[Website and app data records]
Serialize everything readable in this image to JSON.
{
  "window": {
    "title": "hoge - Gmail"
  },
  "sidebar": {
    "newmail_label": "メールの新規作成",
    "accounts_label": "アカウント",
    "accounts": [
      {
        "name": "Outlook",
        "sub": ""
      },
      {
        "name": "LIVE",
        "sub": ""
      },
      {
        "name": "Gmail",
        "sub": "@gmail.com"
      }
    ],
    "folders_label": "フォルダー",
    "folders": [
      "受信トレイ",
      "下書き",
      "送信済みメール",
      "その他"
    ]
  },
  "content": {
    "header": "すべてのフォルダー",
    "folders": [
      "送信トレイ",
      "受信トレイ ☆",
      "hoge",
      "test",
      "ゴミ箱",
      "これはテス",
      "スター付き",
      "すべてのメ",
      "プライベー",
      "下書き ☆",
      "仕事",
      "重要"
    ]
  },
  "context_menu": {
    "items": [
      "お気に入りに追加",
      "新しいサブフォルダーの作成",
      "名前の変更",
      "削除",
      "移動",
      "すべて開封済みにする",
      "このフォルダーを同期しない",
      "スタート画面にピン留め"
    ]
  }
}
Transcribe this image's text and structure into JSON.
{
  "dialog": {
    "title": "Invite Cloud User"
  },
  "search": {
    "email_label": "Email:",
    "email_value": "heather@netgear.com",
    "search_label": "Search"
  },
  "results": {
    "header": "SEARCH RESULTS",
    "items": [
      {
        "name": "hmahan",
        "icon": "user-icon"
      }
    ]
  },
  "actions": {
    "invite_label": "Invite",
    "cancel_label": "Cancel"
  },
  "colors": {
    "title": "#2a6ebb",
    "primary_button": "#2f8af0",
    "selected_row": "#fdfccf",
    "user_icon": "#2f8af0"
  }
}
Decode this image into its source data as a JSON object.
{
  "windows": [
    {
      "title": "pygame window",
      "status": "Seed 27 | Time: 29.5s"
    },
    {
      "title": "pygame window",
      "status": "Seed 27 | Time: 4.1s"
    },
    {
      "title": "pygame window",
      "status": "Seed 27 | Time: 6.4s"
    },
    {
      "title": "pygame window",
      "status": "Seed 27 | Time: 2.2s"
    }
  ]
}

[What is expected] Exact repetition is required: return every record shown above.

[Completed task]
Serialize everything readable in this image to JSON.
{
  "window": {
    "title": "hoge - Gmail"
  },
  "sidebar": {
    "newmail_label": "メールの新規作成",
    "accounts_label": "アカウント",
    "accounts": [
      {
        "name": "Outlook",
        "sub": ""
      },
      {
        "name": "LIVE",
        "sub": ""
      },
      {
        "name": "Gmail",
        "sub": "@gmail.com"
      }
    ],
    "folders_label": "フォルダー",
    "folders": [
      "受信トレイ",
      "下書き",
      "送信済みメール",
      "その他"
    ]
  },
  "content": {
    "header": "すべてのフォルダー",
    "folders": [
      "送信トレイ",
      "受信トレイ ☆",
      "hoge",
      "test",
      "ゴミ箱",
      "これはテス",
      "スター付き",
      "すべてのメ",
      "プライベー",
      "下書き ☆",
      "仕事",
      "重要"
    ]
  },
  "context_menu": {
    "items": [
      "お気に入りに追加",
      "新しいサブフォルダーの作成",
      "名前の変更",
      "削除",
      "移動",
      "すべて開封済みにする",
      "このフォルダーを同期しない",
      "スタート画面にピン留め"
    ]
  }
}
Transcribe this image's text and structure into JSON.
{
  "dialog": {
    "title": "Invite Cloud User"
  },
  "search": {
    "email_label": "Email:",
    "email_value": "heather@netgear.com",
    "search_label": "Search"
  },
  "results": {
    "header": "SEARCH RESULTS",
    "items": [
      {
        "name": "hmahan",
        "icon": "user-icon"
      }
    ]
  },
  "actions": {
    "invite_label": "Invite",
    "cancel_label": "Cancel"
  },
  "colors": {
    "title": "#2a6ebb",
    "primary_button": "#2f8af0",
    "selected_row": "#fdfccf",
    "user_icon": "#2f8af0"
  }
}
Decode this image into its source data as a JSON object.
{
  "windows": [
    {
      "title": "pygame window",
      "status": "Seed 27 | Time: 29.5s"
    },
    {
      "title": "pygame window",
      "status": "Seed 27 | Time: 4.1s"
    },
    {
      "title": "pygame window",
      "status": "Seed 27 | Time: 6.4s"
    },
    {
      "title": "pygame window",
      "status": "Seed 27 | Time: 2.2s"
    }
  ]
}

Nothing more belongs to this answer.